It is now more than 15 month since communist Pathet Lao forces took control in Laos, But despite strict security along the border, refugees are still fleeing into neighbouring Thailand.
GV PAN: refugee camp.
SV: man walking through camp.
SV: small child carrying wooden stool through street.
GVS: refugees sitting outside shacks.
GVS: children playing among huts, PAN TO women washing clothes. (2 shots)
GV PAN: shacks TO food stalls. (2 shots)
LVS: newspaper stall PAN TO CUS: women preparing food outside shacks. (4 shots)
CU: two small girls playing with doll in dust.
SV PAN: benches in open-walled classroom.
SV: children playing outside classroom.
GVS PAN: foundations being dug for new building. (2 shots)
SV: huts being built.
SV and CU: small child playing on bulldozer. (2 shots)
GVS PAN: refugees clearing land around camp. (3 shots)
CU: mother with baby.
Although the Pathet Lao took effective to control in Laos in May last year, it was not until December that the former monarchy of King Savang Watthana was abolished and a republic declared. Communist forces completed their takeovers in South Vietnam and Cambodia sixteen months ago.

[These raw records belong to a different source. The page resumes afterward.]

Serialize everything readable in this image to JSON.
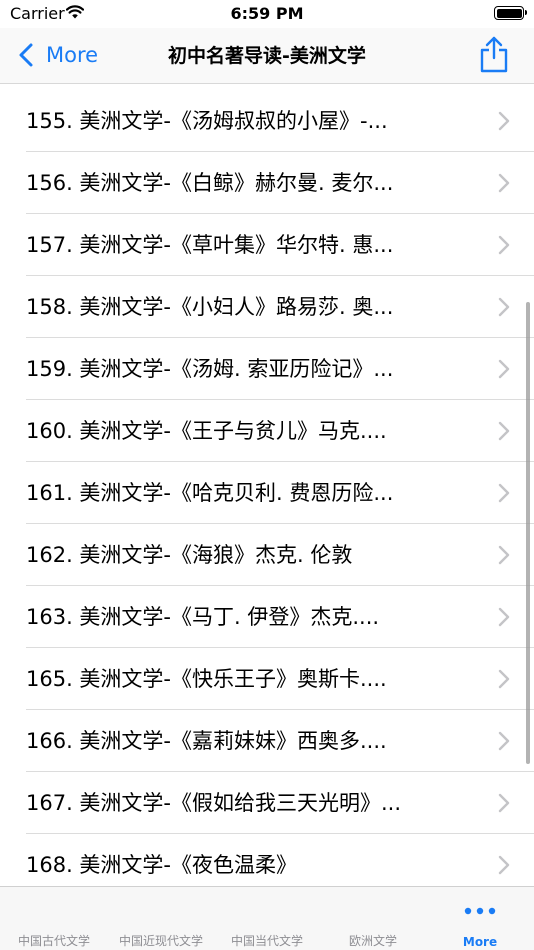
{
  "status": {
    "carrier": "Carrier",
    "time": "6:59 PM"
  },
  "nav": {
    "back_label": "More",
    "title": "初中名著导读-美洲文学"
  },
  "list": {
    "items": [
      "155. 美洲文学-《汤姆叔叔的小屋》-...",
      "156. 美洲文学-《白鲸》赫尔曼. 麦尔...",
      "157. 美洲文学-《草叶集》华尔特. 惠...",
      "158. 美洲文学-《小妇人》路易莎. 奥...",
      "159. 美洲文学-《汤姆. 索亚历险记》...",
      "160. 美洲文学-《王子与贫儿》马克....",
      "161. 美洲文学-《哈克贝利. 费恩历险...",
      "162. 美洲文学-《海狼》杰克. 伦敦",
      "163. 美洲文学-《马丁. 伊登》杰克....",
      "165. 美洲文学-《快乐王子》奥斯卡....",
      "166. 美洲文学-《嘉莉妹妹》西奥多....",
      "167. 美洲文学-《假如给我三天光明》...",
      "168. 美洲文学-《夜色温柔》"
    ]
  },
  "tabs": [
    {
      "label": "中国古代文学",
      "active": false
    },
    {
      "label": "中国近现代文学",
      "active": false
    },
    {
      "label": "中国当代文学",
      "active": false
    },
    {
      "label": "欧洲文学",
      "active": false
    },
    {
      "label": "More",
      "active": true,
      "icon": "more-dots-icon"
    }
  ],
  "colors": {
    "accent": "#1a7cf5",
    "tab_inactive": "#8e8e93"
  }
}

Script is copyright Reuters Limited. All rights reserved
Background: It is now more than 15 month since communist Pathet Lao forces took control in Laos, But despite strict security along the border, refugees are still fleeing into neighbouring Thailand.

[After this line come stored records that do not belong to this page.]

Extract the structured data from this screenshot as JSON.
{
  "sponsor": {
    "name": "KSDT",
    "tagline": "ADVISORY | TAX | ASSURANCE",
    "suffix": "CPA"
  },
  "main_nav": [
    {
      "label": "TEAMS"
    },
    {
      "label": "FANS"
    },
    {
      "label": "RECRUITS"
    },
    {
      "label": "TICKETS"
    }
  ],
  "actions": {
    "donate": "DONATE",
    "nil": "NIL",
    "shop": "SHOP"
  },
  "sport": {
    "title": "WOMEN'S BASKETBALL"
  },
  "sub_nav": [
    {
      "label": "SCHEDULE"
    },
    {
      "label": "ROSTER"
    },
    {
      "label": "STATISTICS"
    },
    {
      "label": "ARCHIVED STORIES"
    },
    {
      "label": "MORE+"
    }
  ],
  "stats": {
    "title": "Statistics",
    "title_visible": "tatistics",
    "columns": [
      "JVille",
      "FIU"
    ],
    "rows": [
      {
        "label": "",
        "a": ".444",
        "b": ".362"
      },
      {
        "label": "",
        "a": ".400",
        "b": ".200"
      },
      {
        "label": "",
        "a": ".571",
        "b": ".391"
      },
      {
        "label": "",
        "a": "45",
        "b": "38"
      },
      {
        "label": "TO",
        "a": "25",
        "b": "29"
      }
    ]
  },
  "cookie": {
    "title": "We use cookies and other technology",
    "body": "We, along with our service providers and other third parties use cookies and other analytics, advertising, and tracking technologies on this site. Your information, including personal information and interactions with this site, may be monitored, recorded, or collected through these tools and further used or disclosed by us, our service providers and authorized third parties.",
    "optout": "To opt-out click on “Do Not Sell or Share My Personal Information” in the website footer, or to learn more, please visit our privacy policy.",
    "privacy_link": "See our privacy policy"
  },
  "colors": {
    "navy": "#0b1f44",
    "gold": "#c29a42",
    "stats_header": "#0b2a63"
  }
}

SYNOPSIS: Most of the refugees seek shelter at camps set up by the United Nations High Commissioner for Refugees (UNHCR) at places along the Thai-Laos border. One is at Nogkhai on the Mekong River, a principle crossing point between the two countries. By day, there has been little activity on the once bustling Mekong since the communists took control in Laos. Only a night do the boats slip across the river, carrying refugees. Official U.N. figures set the number of entering Thailand from Laos at less than 100,000. But local estimates put the figure at two or three times higher.
The U.N. say that 7,000 people had arrived at their Nongkhai camp by August last year. A year later, the camp has a population of nearly 17,000 with another 20 to 25 arriving every day. It has been difficult for the U.N. to maintain living conditions with the number of refugees growing daily. According to doctors, most of the children have been affected by intestinal diseases caused by insanitary conditions. But things have improved greatly with the building of a healthy centre and clinic. The children also now have a new classroom for school lessons.
Work is also under way for a new refugee camp with properly constructed shelters, water supply and electricity. The U.N. High Commission for Refugees hopes the new camp will help relieve the situation at Nongkhai. But many refugees never register with the authorities and simply stay with relatives or friends in Thailand. The Thai authorities have faced major problems since communist takeovers in Indochina during 1975, as thousands of people sought refuge. The government's policy had been that refugees can only stay temporarily while finding new homes, and more than 15,000 have moved on to other countries. But people have been arriving the Thailand faster than they can be resettle. So the Untied Nations and the Thai government are faced with the problem of accommodating and feeding refugees as more arrive each day.